Given that South Padre Island is a barrier island on the Gulf of Mexico, just north of the Mexican border, it has a distinct geographic advantage when it comes to attracting rare birds. But this particular species could have turned up almost anywhere. The fact that it landed just across the Mexican border would seem to be just a fluke (although one can't discount observer effects: birders on the Mexican border tend to be a little more open to these possibilities when an "odd" bird is found). White-crested Elaenia is a South American species, nesting in Chile and Argentina during the southern summer and migrating north to winter (during the southern winter) in the Amazon lowlands. [update: to clarify, this is referring only to the migratory southern "Chilean" subspecies, which may be a different species from the more or less sedentary populations in the Andes farther north. I'm assuming that the Texas bird is from the migratory southern population.] Fork-tailed Flycatcher is another austral migrant, and a more familiar vagrant in the US and Canada.
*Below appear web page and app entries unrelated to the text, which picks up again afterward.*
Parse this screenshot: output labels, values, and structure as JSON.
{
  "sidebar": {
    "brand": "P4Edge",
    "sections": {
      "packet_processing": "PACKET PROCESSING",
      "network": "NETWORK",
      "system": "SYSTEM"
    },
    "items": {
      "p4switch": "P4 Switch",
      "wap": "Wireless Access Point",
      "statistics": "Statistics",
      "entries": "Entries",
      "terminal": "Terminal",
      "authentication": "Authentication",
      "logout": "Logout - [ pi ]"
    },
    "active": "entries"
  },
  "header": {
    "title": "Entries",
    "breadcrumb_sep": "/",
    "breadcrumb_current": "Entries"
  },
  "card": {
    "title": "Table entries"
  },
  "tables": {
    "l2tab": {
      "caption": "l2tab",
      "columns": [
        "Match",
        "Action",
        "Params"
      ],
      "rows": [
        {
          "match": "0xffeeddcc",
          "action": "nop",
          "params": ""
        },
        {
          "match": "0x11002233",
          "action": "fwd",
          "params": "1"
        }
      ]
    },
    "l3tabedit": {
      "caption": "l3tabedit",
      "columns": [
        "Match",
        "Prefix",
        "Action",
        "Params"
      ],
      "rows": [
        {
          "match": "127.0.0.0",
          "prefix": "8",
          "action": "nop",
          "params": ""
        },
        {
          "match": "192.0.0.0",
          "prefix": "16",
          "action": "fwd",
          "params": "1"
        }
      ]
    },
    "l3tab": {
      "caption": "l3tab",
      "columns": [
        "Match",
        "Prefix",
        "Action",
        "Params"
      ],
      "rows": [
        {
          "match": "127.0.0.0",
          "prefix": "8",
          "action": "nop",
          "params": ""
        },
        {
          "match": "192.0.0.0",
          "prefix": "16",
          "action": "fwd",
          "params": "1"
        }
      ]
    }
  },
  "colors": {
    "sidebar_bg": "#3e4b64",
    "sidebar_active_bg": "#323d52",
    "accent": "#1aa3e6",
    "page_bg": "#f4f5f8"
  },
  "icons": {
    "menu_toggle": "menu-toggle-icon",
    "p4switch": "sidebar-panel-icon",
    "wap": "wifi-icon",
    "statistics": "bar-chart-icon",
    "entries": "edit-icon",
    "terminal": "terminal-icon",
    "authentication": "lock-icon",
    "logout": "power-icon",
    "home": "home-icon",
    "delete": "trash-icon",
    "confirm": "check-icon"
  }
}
So let's speculate about some dates: If this is a young bird it most likely fledged sometime around January 2007, about one year ago. Then in April it migrated north to the lowlands of Brazil, where it stayed for the few months of the southern winter. In October 2007 it would have been ready to migrate back to its breeding range in southern South America, and presumably at that point it made a mistake and migrated north instead of south, bringing it to North America. Right now it should be on its breeding grounds, in mid to late summer. The urge to migrate should have waned in December, but maybe this bird found itself in some inhospitably cold place and was forced to move south for food, bringing it to South Padre Island. Or maybe it's been in that area since last fall. Or maybe this bird's clock, along with its navigation system, is screwed up and it's just off on a wild adventure. We'll never know, but given that the species has a range and migratory pattern like Fork-tailed Flycatcher [wrong - see note below], it is plausible that its patterns of vagrancy would be similar, and that suggests the scenario that this individual arrived in North America about three months ago.

The breeding range of this species is centered about 5000 miles (in a straight line) from South Padre Island, which is a remarkable distance. Small changes in direction of flight, or distance, would bring the bird to very different locations. It could just as easily have turned up at any of the Gulf Coast barrier islands, or a desert oasis like Big Bend, and traveling just 20% farther would bring most of the eastern US within its range! Something to watch for....

Note: Thanks to Chris Vogel for pointing out some flaws in my speculation, which reveals my ignorance of South American birds (and a lack of research). The range and migratory patterns of White-crested Elaenia and Fork-tailed Flycatcher are not very similar after all. Here are maps from Natureserve's InfoNatura database showing the ranges - Fork-tailed Flycatcher (left) and White-crested Elaenia (right)

both images © 2007 NatureServe, 1101 Wilson Boulevard, 15th Floor, Arlington Virginia 22209, U.S.A. All Rights Reserved.

White-crested Elaenia nests in the highlands of western South America, Fork-tailed Flycatcher in the lowlands of eastern South America. There is little overlap in breeding range and the migratory patterns must be quite different. Chris stresses the fact that altitudinal movements are a significant part of the Elaenia's migration, from colder mountains to warmer lowlands, while Fork-tailed Flycatcher is a lowland bird all year. Anyway, the main point I was trying to make is that both species are long-distance austral migrants (at least partly) and the Elaenia (like Fork-tailed Flycatcher) could have turned up almost anywhere in North America as easily as at South Padre Island.